▸ Work to complete
Go through the lines below and tally each one holding "shortcut". Write only the total.

Saved entries:
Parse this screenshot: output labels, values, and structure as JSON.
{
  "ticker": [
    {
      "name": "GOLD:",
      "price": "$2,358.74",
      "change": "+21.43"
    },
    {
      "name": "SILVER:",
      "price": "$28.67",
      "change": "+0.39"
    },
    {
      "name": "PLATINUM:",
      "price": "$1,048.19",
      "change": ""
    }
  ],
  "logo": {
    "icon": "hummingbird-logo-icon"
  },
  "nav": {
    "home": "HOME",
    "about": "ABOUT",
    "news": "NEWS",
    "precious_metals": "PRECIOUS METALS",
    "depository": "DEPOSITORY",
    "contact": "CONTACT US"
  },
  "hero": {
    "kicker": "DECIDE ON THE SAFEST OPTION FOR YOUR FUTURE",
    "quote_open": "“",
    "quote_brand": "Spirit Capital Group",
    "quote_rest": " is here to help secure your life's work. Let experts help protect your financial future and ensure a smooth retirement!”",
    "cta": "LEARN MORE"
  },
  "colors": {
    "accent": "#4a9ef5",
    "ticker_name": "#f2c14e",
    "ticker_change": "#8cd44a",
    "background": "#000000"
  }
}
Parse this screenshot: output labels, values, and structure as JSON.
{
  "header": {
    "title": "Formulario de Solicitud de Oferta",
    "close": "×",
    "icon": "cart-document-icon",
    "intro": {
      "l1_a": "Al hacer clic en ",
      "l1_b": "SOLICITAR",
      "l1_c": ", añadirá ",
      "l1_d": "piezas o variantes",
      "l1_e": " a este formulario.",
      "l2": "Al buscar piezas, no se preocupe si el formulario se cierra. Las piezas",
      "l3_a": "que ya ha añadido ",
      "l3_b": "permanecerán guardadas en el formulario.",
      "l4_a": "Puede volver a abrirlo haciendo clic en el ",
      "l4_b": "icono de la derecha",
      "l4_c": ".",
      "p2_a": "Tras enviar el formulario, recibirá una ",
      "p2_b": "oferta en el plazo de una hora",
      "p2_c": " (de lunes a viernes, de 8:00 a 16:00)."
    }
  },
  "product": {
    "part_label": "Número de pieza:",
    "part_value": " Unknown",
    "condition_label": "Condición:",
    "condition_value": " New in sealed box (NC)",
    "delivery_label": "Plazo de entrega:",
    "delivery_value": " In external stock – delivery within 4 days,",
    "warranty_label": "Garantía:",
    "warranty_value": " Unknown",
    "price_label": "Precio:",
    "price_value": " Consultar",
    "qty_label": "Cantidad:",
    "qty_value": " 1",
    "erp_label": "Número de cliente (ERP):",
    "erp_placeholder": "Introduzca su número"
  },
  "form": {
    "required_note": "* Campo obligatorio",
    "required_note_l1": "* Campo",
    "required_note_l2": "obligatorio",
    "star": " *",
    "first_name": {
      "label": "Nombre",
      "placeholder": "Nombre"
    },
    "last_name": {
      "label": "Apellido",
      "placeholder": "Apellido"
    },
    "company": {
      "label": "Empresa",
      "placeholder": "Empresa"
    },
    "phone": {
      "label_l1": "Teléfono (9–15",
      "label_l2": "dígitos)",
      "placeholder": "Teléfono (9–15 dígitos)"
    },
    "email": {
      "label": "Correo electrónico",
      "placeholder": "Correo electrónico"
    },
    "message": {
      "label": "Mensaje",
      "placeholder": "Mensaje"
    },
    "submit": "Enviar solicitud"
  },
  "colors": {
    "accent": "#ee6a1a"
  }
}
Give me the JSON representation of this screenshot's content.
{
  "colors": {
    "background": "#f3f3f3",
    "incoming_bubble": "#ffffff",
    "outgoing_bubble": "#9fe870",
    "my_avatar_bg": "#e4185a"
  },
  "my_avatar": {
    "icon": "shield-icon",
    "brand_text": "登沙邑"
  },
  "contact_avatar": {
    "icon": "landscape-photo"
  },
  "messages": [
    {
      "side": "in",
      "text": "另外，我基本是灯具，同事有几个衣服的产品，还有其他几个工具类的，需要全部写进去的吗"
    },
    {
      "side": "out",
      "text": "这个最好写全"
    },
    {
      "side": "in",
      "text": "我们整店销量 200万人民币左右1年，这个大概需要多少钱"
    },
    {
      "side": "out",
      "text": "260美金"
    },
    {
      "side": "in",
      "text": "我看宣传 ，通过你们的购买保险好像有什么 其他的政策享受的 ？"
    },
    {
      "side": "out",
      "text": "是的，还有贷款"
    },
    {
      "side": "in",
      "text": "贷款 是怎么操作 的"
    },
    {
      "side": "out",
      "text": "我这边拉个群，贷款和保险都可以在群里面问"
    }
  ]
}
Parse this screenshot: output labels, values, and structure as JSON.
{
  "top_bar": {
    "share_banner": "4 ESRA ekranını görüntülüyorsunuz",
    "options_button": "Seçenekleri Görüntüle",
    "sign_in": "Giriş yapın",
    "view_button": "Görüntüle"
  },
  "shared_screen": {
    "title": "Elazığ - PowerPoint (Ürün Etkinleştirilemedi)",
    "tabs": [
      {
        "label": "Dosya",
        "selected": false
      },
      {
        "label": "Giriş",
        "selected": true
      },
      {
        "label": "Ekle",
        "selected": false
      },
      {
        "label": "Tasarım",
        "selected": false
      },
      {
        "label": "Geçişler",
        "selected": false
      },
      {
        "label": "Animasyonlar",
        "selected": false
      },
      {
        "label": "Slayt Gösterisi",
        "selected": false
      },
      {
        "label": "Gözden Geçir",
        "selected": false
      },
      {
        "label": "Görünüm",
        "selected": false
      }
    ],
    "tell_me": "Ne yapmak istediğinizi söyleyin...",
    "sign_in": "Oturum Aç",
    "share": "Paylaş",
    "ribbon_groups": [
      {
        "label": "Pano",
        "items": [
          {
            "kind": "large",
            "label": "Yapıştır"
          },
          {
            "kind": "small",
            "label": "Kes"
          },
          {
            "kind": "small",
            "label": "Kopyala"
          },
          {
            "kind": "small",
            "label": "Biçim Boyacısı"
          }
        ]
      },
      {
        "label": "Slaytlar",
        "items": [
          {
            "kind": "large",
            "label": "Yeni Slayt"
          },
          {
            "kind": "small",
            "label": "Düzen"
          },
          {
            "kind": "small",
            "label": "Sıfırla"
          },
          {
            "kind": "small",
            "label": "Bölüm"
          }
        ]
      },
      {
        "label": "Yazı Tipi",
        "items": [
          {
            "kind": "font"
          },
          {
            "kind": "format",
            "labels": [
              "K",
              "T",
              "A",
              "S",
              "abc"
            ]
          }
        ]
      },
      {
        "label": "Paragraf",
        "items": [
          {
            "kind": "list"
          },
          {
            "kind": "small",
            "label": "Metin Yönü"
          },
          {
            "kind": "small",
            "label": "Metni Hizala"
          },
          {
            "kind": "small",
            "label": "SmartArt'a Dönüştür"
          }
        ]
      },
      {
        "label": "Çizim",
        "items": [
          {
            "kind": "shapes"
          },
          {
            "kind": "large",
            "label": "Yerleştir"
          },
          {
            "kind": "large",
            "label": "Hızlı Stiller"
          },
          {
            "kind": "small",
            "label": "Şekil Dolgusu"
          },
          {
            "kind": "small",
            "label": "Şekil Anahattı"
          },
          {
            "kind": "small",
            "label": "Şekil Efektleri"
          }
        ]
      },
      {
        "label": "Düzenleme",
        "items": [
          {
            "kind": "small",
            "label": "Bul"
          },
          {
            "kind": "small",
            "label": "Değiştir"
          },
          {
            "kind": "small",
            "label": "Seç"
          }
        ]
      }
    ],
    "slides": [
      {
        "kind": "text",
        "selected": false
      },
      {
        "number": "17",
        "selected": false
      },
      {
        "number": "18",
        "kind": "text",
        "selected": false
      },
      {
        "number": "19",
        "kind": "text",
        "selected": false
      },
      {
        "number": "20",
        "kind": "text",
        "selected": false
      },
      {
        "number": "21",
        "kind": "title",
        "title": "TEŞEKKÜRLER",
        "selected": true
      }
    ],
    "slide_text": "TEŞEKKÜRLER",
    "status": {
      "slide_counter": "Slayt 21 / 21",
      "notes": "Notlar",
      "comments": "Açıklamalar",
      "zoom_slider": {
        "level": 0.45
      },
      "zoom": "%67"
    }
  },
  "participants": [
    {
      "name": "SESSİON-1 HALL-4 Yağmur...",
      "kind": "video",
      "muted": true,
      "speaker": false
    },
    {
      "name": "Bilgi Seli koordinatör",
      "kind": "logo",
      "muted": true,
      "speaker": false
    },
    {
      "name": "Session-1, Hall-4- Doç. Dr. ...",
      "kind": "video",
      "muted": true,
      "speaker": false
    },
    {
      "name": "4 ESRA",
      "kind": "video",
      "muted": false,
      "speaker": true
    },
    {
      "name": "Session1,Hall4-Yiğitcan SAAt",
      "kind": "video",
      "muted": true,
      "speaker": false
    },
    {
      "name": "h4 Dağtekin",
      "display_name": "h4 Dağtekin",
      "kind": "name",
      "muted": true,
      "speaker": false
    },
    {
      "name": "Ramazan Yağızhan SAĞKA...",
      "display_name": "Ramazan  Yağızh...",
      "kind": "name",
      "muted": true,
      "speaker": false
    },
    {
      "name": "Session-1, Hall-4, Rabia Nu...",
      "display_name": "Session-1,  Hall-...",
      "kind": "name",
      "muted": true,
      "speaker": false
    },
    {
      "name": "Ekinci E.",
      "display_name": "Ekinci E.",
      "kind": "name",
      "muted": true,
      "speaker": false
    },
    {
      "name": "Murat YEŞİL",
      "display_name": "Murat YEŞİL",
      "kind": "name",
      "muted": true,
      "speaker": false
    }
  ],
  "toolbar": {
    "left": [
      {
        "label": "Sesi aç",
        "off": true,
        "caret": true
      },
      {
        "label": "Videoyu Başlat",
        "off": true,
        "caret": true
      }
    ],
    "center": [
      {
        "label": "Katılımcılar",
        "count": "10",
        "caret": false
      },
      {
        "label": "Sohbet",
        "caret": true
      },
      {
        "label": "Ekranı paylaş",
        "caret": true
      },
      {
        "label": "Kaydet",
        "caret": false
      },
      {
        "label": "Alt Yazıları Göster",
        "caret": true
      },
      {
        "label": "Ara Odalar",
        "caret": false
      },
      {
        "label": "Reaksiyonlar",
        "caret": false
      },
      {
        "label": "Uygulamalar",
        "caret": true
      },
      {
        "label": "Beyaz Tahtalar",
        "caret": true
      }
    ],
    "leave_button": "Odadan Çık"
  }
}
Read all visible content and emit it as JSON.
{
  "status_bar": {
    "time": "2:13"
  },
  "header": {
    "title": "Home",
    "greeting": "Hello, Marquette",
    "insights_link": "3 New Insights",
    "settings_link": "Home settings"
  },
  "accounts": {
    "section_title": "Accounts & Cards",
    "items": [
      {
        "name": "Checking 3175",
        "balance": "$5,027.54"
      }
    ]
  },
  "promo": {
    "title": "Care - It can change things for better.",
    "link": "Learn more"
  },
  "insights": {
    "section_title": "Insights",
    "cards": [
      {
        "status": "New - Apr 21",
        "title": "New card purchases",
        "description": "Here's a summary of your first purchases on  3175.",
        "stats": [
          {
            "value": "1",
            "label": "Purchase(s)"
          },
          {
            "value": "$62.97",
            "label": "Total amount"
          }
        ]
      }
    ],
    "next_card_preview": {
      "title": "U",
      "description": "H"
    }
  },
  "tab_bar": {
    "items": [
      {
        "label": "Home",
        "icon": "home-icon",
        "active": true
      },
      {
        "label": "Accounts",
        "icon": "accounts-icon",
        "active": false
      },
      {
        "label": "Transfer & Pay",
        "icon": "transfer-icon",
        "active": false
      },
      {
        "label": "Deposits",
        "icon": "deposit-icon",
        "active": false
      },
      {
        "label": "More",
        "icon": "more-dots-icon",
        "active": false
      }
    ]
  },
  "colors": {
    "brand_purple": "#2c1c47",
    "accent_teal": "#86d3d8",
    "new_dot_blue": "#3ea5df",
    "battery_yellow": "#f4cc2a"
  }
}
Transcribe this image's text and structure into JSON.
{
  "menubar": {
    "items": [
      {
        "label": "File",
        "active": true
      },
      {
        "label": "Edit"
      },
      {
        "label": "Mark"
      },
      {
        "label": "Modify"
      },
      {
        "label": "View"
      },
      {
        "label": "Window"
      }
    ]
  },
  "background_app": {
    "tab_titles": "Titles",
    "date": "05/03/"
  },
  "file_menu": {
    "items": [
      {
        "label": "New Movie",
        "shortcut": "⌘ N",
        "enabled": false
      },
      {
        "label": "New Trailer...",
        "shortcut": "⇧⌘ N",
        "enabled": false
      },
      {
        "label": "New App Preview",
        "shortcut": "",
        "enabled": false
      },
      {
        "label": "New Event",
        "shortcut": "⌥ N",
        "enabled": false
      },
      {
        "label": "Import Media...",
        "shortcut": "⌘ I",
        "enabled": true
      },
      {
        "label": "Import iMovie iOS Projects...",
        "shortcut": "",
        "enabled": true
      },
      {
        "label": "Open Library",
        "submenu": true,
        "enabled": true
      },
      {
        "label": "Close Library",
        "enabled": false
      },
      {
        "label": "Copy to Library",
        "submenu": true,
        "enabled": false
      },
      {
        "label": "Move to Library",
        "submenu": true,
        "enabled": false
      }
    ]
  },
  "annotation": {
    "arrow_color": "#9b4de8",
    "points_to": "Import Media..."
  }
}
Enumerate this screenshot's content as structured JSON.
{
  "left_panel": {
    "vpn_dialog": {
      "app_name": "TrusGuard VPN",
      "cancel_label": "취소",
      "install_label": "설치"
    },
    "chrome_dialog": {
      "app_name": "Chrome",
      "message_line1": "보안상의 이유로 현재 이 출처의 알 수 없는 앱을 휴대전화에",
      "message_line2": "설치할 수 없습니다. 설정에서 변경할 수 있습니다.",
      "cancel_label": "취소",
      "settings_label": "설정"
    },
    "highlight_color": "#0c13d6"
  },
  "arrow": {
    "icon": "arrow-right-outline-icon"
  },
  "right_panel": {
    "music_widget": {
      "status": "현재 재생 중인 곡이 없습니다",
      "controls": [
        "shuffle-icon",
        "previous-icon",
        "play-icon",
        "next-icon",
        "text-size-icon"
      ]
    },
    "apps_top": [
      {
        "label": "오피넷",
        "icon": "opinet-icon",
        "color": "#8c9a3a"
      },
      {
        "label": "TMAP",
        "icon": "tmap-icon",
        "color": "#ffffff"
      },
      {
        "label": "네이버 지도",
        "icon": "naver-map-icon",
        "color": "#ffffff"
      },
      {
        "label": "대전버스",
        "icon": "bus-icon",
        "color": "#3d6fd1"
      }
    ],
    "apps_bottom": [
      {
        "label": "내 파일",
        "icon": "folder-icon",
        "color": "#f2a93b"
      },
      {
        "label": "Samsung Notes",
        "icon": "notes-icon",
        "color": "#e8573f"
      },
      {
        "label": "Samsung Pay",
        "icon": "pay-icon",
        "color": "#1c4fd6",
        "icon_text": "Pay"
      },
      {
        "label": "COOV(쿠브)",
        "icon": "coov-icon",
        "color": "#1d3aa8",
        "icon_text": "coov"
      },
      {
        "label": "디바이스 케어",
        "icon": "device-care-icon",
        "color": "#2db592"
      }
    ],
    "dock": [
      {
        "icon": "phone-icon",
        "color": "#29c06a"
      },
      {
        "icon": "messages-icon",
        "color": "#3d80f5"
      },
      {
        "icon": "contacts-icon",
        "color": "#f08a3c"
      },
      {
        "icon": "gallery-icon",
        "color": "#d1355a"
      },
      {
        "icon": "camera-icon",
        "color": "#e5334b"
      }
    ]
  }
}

▸ Answer to the problem
6